This account of an execution begins: 'a particular Account of the Behaviour and Execution of WILLIAM LEONARD SWAN, at Glasgow, on Wednesday the 16th May, 1821, for ultering two Forged Five Pound Notes of the Paisley Banking Company, in the month of November last.' It was published by John Muir of Glasgow and is dated 16th May 1821.
The sentence of death for forgery appears very harsh, but the judge's decision was probably swayed by Swan's earlier trial for a similar crime where, despite being acquitted, he was warned that the suspicion against him would not be forgotten. The report records that Swan's appeal to the Secretary of State failed because a recent forgery case in Stirling had also resulted in the death penalty. This is a reference to the case of John Fleming, who was executed at Stirling five days before Swan for issuing a forged £5 note.
Reports recounting dark and salacious deeds were popular with the public, and, like today's sensationalist tabloids, sold in large numbers. Crimes could generate sequences of sheets covering descriptive accounts, court proceedings, last words, lamentations and executions as they occurred. As competition was fierce, immediacy was paramount, and these occasions provided an opportunity for printers and patterers to maximise sales.
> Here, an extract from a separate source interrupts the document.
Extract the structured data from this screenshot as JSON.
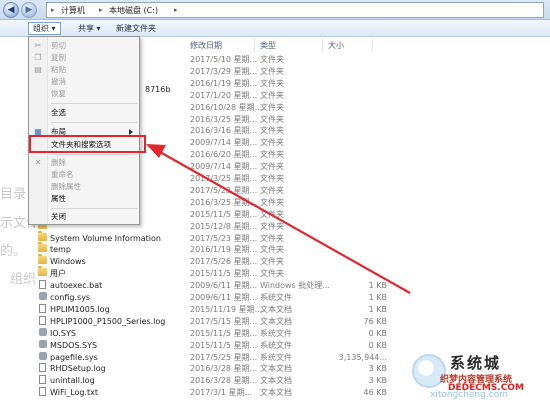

View Transcription | Download PDF Facsimile
Date of publication:
1820-1821 shelfmark: L.C.Fol.73(021)
View larger image